It was perfect timing for the New York Power Authority fishing platform to re-open last Saturday in the lower river. Salmon are starting to arrive for the annual fall run and, according to Mike Rzucidlo of Niagara Falls, there were hundreds of salmon that could be seen in the corner near the tailrace. It’s starting. Casting crankbaits, spoons or Rat-L-Traps can be used effectively. Skein will also work. Rzucidlo also reports good success on glow-in-the-dark Cleos in the Whirlpool area of the gorge. Capt. Frank Campbell of Niagara Falls caught his first salmon of the river season from his boat in Devil’s Hole using a K-11 Kwikfish, but it's still early. Bass fishing continues to be good in the river. According to Capt. Arnie Jonathan of Lockport, leeches and shiners have been working the best for him, fished off three-way rigs. In the upper Niagara River and around Buffalo there are still plenty of walleyes around. Capt. Chris Cinelli of Grand Island reports that he had eight fish by 10 a.m. on Tuesday, dragging a spinner and worm rig. That same general area was also working for Capt. Jim Rores on smallmouth bass. Check out some of these fish in the Catch of the Week gallery online.
The 39-pound, 3-ounce king salmon held up to win the Fall Lake Ontario Counties Trout and Salmon Derby’s grand prize of $25,000. Make sure you read this week’s outdoor column to find out about all of the stories relating to the top prize-winning fish.

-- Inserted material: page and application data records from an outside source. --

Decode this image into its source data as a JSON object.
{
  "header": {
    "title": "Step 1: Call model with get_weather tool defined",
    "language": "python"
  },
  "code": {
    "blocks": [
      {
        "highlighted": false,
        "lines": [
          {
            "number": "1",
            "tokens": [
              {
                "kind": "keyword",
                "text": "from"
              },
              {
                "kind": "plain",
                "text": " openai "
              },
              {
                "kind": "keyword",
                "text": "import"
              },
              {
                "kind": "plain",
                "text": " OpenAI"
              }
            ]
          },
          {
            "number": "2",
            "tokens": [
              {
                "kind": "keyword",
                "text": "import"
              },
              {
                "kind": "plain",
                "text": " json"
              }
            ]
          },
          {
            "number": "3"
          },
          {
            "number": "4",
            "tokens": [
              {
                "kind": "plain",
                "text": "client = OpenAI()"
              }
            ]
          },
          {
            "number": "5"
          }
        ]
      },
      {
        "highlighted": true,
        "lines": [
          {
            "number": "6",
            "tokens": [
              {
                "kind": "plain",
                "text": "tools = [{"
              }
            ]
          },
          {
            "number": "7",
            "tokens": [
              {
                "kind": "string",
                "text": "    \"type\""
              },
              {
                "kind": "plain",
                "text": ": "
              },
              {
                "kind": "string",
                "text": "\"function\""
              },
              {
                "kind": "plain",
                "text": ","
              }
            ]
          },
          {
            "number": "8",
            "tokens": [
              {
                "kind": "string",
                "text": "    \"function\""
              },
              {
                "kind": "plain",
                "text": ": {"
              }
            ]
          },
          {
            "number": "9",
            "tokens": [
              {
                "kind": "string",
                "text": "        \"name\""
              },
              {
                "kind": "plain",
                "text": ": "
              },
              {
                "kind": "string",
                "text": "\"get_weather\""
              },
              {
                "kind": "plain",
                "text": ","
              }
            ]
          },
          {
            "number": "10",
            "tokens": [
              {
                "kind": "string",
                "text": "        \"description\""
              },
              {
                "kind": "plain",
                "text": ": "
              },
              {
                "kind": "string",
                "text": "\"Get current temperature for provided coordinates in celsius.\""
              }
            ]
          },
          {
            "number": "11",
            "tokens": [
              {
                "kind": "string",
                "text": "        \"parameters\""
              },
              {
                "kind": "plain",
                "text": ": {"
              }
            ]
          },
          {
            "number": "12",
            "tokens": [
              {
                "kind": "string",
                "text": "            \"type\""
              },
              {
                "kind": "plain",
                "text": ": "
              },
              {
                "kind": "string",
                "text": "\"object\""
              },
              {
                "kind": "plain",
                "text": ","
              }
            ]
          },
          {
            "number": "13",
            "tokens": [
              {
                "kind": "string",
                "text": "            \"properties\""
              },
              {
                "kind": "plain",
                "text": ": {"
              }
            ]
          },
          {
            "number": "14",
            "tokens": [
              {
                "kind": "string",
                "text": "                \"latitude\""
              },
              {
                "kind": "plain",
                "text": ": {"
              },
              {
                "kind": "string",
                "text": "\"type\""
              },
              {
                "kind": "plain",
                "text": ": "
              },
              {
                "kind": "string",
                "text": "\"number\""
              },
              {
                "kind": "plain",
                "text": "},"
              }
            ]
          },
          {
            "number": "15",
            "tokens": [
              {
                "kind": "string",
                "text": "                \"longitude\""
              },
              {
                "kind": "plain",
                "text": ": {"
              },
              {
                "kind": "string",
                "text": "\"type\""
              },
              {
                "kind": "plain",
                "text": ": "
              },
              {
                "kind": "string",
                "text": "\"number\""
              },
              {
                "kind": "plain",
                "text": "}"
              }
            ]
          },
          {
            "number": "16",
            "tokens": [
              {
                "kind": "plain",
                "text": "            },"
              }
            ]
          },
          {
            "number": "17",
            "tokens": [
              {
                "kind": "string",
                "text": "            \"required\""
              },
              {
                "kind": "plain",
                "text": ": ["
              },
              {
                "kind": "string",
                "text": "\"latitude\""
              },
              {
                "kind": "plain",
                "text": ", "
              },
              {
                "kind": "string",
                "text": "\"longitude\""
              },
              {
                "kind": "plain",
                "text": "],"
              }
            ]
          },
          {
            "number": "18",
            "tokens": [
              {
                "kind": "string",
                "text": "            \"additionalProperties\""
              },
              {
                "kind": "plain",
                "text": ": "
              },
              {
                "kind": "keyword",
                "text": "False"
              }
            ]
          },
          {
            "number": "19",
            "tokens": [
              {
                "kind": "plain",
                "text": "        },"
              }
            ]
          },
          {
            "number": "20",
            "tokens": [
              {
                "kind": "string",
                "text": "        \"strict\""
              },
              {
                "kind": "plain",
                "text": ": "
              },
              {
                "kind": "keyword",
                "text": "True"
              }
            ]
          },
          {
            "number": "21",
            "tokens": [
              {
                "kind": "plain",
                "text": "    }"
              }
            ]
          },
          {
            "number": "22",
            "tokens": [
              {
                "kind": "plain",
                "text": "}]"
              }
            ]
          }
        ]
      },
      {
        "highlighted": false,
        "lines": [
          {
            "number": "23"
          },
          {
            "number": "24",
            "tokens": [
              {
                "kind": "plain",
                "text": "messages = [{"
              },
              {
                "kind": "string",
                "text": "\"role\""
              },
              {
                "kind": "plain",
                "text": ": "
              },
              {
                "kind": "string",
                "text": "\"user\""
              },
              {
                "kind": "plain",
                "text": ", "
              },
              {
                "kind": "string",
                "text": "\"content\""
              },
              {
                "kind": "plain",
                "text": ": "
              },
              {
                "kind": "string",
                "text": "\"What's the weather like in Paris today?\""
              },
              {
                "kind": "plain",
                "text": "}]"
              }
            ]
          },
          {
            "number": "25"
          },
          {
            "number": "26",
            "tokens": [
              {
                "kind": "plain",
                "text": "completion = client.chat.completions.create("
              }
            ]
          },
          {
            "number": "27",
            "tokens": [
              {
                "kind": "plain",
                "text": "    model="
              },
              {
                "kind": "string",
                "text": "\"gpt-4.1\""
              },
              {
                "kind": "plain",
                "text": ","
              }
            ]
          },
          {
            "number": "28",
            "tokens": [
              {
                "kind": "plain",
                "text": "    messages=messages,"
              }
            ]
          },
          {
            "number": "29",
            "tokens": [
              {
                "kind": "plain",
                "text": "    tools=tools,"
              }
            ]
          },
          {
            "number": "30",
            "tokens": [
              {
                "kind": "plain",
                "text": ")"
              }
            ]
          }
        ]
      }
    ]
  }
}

Check out www.loc.org for a complete leaderboard. The big news is that salmon and trout are being caught right now off the west pier in Olcott. According to Newfane Town Supervisor Tim Horanburg, the east pier will be open by this Friday afternoon, Sept. 8. There were roughly 30 anglers casting the pier over the holiday weekend, in part because of the cold water that had been pushed in close to the shoreline. Some steelhead and browns were also caught off the pier. Capt. Bob Cinelli of Olcott reports that there is a good offshore bite from the 24 line to the 28 line offering up a mix of steelhead and salmon. Spoons and flasher-flies are working there. The inside bite for mature kings is also going on, out to 140 feet of water. Spoons, plugs and flasher-fly or flasher- meat rigs are the baits of choice. Stay away from the other boats to limit pressure on the fish. A few trout are being caught inside, too, according to Cinelli. There will be a meeting next week in Lockport to discuss the spring forage base trawl results on Sept. 13. See Scattershots for all of the details.
Capt. Joe Fonzi of Gasport reports that the walleye bite has never been better from Sturgeon Point to the Pennsylvania line. And from the Canadian line to 65 feet of water. Good numbers of fish can be located by trollers working the waters from 65 to 105 feet, using divers, lead core line, in-line weights or downriggers to get you into the 60- to 70-foot depth range. Run crankbaits and small copper-backed spoons at 1.8 to 2.7 miles per hour, paying close attention to current and down speed. You can also run heavy bottom bouncers up to 8 ounces using worm harnesses at 1.2 to 1.5 miles per hour. Wind is changing the current daily according to Fonzi. It’s a mixed bag of fish being caught – from sub-legal 14-inch fish to 9 pounds or better. Check the bladder condition of the fish (if it’s legal) before releasing it. If its bladder is visible, keep it as part of your catch. The bass bite has started to turn on again with drop shot rigs and three-way rigs with live bait all working to take some lunker smallies. Capt. Ryan Shea with Brookdog Fishing reports good action in 15 to 20 feet of water with crabs and shiners. In the tributaries, trout are just starting to enter the creeks. Not in big numbers but that could change very soon. Swung flies in black or white are the ticket according to Shea.
According to Frank Schoenacker with Infinity Charters, the hot bite right now is for suspended walleyes in the north basin over 25-plus feet of water. Hot-N-Tots have been working to take the fish. He has picked up a few fish jigging, but that fall bite hasn’t really turned on yet. The best is yet to come.